Cursive Italic


The word ‘Cursive’ means flowing scripts, or joined up rhythmic handwriting.  The cursive italic is a variant form of the basic italic style, as with Renaissance Italic.  The cursive italic resembles flowing or joined up handwriting, but instead of using a normal writing pen, the calligraphy pen is used instead.  The reason this style was born is because of the writing speed and efficiency.  The pen does not leave the page; so writing words and letters are quicker and smoother.  Letters are normally joined up together by using thinner diagonal strokes of the pen.

Experimenting With Writing Cursive Italic Calligraphy
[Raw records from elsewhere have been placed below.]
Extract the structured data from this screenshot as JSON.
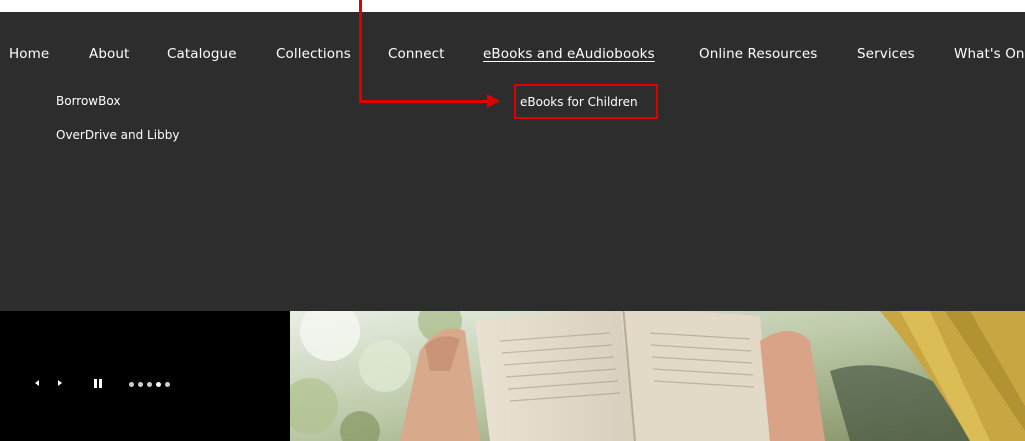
{
  "nav": {
    "items": [
      {
        "label": "Home"
      },
      {
        "label": "About"
      },
      {
        "label": "Catalogue"
      },
      {
        "label": "Collections"
      },
      {
        "label": "Connect"
      },
      {
        "label": "eBooks and eAudiobooks"
      },
      {
        "label": "Online Resources"
      },
      {
        "label": "Services"
      },
      {
        "label": "What's On"
      }
    ],
    "active": "eBooks and eAudiobooks"
  },
  "submenu": {
    "items": [
      {
        "label": "BorrowBox"
      },
      {
        "label": "OverDrive and Libby"
      },
      {
        "label": "eBooks for Children"
      }
    ],
    "highlighted": "eBooks for Children"
  },
  "slider": {
    "prev_icon": "triangle-left",
    "next_icon": "triangle-right",
    "pause_icon": "pause-bars",
    "slide_count": 5,
    "active_slide": 3
  },
  "colors": {
    "menu_background": "#2d2d2d",
    "menu_text": "#ffffff",
    "annotation": "#e00000",
    "slider_background": "#000000"
  }
}
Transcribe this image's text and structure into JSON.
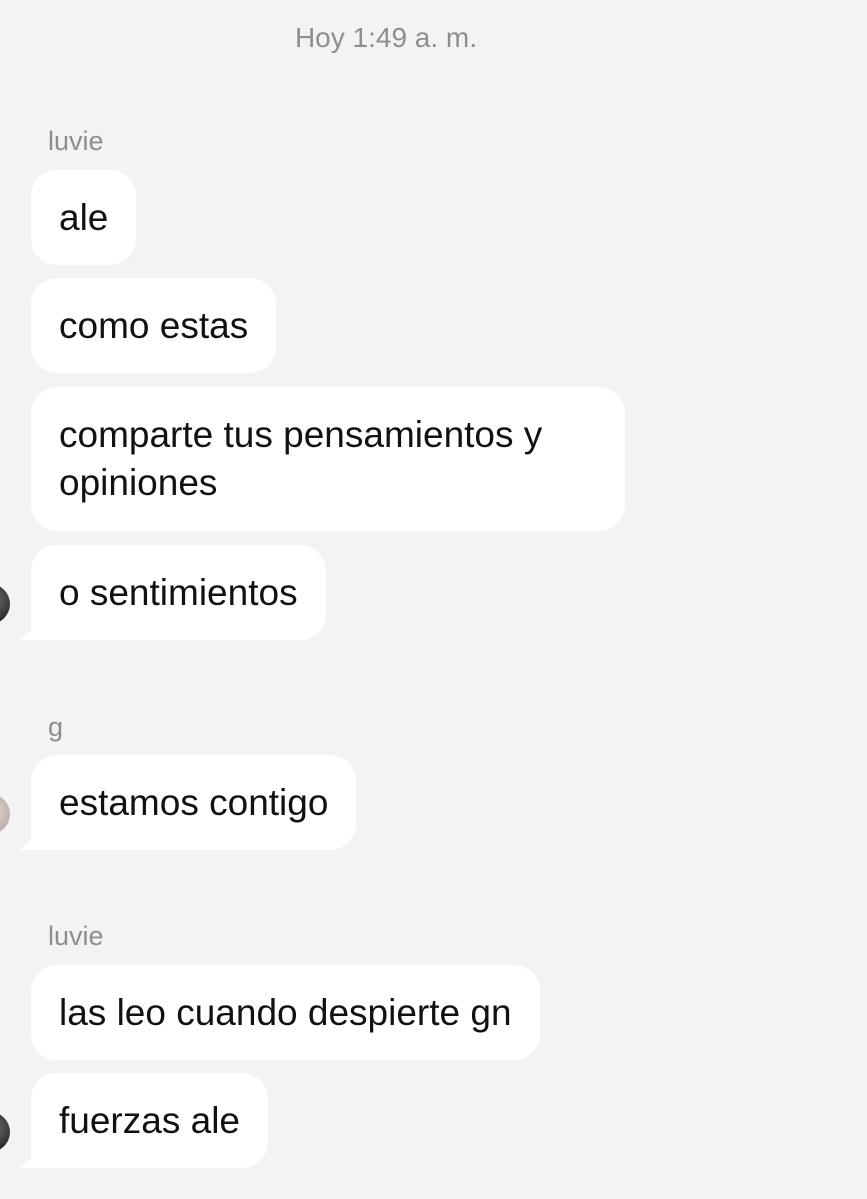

Learning to write cursive italic calligraphy is quite easy.  You can write cursive italic calligraphy and experiment with various letter heights, sloping angles and the weight of the letters.  When you practice writing cursive italic calligraphy, this will help you develop a rhythm to your work.  You can start by writing with a normal pen, to form ‘skeleton letters’ before writing with a calligraphy pen.  You can apply long, elegant ascenders and descenders to add extra effects to your work, or writing big, graceful capital letters to really set off your work.

Cursive Italic Calligraphy Styles

You can use cursive italic calligraphy in so many ways, for example labelling jars with home made preserves to give a personal touch, or writing a simple short poem, with faint watercolour washes and tints for a colourful backdrop.

Experimenting With Letter Sizes

Many people write italic cursive styles by writing small letters, ending a sentence with a long elegant stroke, and beginning another sentence with more swirls and writing large graceful capital letters to set off the art work.  However, evenly sized letters and plainer styles can be used for everyday handwriting.

Basic Rules To Writing Cursive Italic

As a rule, you will need to practice holding a calligraphy pen nib at a constant angle of about 40 to 45 degrees to produce pleasing calligraphy work.  This will help your technique.  You can use the picture guide of the cursive italic alphabet, shown below, to copy your work, or you may prefer to print the picture out, and use it as a template to trace the letters to help you practice.


You can use any pen nib width or even use a simple Biro to write the cursive italic style.  You can also experiment with coloured inks, coloured pencils and washes to set off your work.